The Definition of Inbox 2.0

A friend recently asked me to explain the buzzword "Inbox 2.0" he'd heard about. Here's the definition:

Inbox 2.0 == Using data in email archives to infer people's profiles, behaviors, social graph, and importance, and making this information visible in your email client.

Let's pick this definition apart:
  1. "Using data in your email archives": There are mountains of hidden data in your email archives, whether locally on your machine or on the server. Inbox 2.0 takes your gigabytes of past email, generates statistics, and applies machine learning and natural language processing techniques to find useful conclusions.

  2. "people's profiles": The information in your email paints an accurate picture of your contacts. You can extract their address, phone numbers, their job title, and interests.

  3. "behaviors": Your contacts' email stream allows Inbox 2.0 software to infer what time of day they're usually online, when it's best to send them email, and how soon to expect a reply.

  4. "social graph": It's easy to extract your social network and social graph by looking at who's Cc'ed on emails, who's mentioned, and how often they're included in conversations.

  5. "importance": More important contacts get more of their emails answered faster, and are mentioned in emails to other more often. Their social graph includes other important people.

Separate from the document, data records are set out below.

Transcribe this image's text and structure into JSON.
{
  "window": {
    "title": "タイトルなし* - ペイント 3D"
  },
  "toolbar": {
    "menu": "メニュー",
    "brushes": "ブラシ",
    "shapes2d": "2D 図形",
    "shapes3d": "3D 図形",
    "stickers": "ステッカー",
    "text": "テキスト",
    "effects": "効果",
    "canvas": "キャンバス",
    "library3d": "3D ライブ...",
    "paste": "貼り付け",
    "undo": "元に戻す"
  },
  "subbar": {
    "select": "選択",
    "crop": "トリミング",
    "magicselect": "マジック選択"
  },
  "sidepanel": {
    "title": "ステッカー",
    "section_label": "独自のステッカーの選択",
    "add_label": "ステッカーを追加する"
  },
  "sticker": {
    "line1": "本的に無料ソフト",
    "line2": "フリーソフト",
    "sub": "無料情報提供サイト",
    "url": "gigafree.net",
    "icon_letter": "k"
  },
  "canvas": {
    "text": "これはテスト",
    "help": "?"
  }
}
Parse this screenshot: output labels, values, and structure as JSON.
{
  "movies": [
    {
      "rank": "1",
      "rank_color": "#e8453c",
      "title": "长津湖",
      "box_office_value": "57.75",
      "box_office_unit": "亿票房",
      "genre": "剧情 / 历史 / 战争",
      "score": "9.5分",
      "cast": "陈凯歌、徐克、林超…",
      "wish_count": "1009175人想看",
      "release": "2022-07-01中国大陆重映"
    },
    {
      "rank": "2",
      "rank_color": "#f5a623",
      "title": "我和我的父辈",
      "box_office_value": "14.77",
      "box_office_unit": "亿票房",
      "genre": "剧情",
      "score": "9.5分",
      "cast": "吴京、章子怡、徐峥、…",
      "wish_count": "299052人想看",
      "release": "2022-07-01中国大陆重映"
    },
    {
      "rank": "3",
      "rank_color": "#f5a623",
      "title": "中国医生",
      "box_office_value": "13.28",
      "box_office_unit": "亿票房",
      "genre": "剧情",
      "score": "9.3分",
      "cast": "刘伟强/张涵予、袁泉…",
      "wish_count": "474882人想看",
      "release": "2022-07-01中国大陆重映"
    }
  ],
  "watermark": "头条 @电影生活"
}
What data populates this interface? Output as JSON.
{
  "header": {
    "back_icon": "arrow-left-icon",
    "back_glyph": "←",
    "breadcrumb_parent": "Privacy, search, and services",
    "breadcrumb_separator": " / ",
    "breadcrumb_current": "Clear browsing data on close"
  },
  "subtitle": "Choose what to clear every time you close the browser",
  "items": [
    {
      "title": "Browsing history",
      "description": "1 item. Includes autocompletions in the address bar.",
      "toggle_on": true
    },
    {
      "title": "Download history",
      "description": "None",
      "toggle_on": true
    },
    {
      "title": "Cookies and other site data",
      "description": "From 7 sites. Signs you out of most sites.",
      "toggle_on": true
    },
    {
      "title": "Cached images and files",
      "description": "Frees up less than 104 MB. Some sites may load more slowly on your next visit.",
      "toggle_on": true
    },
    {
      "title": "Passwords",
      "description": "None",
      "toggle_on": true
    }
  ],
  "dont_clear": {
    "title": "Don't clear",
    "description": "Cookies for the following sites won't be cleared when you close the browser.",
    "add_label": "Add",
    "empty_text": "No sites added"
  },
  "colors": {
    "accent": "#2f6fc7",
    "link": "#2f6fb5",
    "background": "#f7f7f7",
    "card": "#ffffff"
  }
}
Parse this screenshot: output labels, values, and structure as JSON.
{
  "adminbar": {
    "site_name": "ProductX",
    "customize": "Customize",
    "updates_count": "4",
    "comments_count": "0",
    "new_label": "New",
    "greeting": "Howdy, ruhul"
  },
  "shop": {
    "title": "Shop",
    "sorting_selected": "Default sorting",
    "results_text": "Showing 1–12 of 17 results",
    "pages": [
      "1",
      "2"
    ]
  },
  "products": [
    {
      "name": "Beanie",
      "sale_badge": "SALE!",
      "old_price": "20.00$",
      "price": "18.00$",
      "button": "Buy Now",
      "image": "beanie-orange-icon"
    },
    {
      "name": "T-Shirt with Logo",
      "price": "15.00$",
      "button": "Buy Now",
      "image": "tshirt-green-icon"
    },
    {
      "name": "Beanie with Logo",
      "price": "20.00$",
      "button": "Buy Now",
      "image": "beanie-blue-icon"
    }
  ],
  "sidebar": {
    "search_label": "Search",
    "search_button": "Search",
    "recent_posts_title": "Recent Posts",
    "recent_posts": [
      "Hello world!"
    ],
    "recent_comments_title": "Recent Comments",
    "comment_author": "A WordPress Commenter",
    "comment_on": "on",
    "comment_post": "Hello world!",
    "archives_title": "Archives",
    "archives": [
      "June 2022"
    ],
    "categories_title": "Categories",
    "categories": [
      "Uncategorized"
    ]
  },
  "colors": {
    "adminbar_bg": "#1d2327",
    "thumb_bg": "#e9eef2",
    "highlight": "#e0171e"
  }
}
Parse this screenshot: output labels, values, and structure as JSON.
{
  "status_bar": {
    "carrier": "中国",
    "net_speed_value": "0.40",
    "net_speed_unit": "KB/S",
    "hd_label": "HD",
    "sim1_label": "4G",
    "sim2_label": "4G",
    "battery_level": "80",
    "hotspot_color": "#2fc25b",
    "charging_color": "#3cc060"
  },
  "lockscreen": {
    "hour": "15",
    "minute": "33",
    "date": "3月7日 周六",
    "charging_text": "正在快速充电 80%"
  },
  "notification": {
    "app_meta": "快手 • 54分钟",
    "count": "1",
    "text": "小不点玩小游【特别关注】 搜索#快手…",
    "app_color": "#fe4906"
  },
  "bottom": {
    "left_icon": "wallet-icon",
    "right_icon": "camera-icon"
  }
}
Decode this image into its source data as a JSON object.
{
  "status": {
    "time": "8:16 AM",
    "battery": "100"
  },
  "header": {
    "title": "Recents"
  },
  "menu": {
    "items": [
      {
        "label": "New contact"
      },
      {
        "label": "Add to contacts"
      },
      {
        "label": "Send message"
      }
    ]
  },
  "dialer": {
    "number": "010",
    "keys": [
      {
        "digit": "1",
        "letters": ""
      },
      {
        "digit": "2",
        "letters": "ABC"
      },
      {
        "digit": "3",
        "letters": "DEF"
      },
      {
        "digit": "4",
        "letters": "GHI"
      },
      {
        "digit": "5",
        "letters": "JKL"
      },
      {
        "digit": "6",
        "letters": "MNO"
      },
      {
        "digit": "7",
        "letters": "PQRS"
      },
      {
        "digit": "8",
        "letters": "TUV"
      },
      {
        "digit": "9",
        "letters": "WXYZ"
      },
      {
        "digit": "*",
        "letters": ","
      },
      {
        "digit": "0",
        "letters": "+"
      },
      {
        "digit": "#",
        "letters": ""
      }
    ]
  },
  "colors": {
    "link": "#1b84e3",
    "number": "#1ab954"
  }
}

  6. "and making this information visible in your email client": Users want this information as they're triaging and writing email, not as a standalone application. While the data can come from anywhere – local email archives or your trusty Exchange server - integration into the email client is key, whether it's a desktop client like Outlook, Entourage, Apple Mail, or Thunderbird, or a webmail client like Hotmail, Yahoo Mail, or Gmail.
The term Inbox 2.0 was originally defined in a New York Times article by Yahoo SVP Brad Garlinghouse, and has been discussed by Om Malik, Don Dodge, Deva Hazarika, and Kevin Delaney at the Wall Street Journal.

--

More posts on email:Also, academic email research is discussed in my thesis: Organizing Email. Happy emailing!

4 comments:

Deva Hazarika said...

Gabor, I feel like if we work together we are early enough to come up with a better umbrella name than Inbox 2.0. But we need to act before it takes hold. ARE YOU WITH ME?

Gabor said...

Deva - the only thing I'm not happy about is the 2.0 part. It evokes the bubbliness of Web 2.0.

Any suggestions?

Deva Hazarika said...

"It evokes the bubbliness of Web 2.0." Exactly. I've been using terms like next-generation messaging, but that's sort of lame too. I haven't come up with something I really like yet, but I feel like those of us actually focused on building these solutions should be able to come up with something much better than Inbox 2.0 to define the segment we're creating!

Waseem Sadiq said...

Hi Gabor,

I believe Inbox2.0 describes exactly what it should. In fact Inbox2.0 should combine exactly those things that made web2.0 popuplar (data + users). In fact at Tabdeelee we are so happy with this term that we named our product inbox2 (www.inbox2.com). Check it out, I think you'll find it to be quite interesting.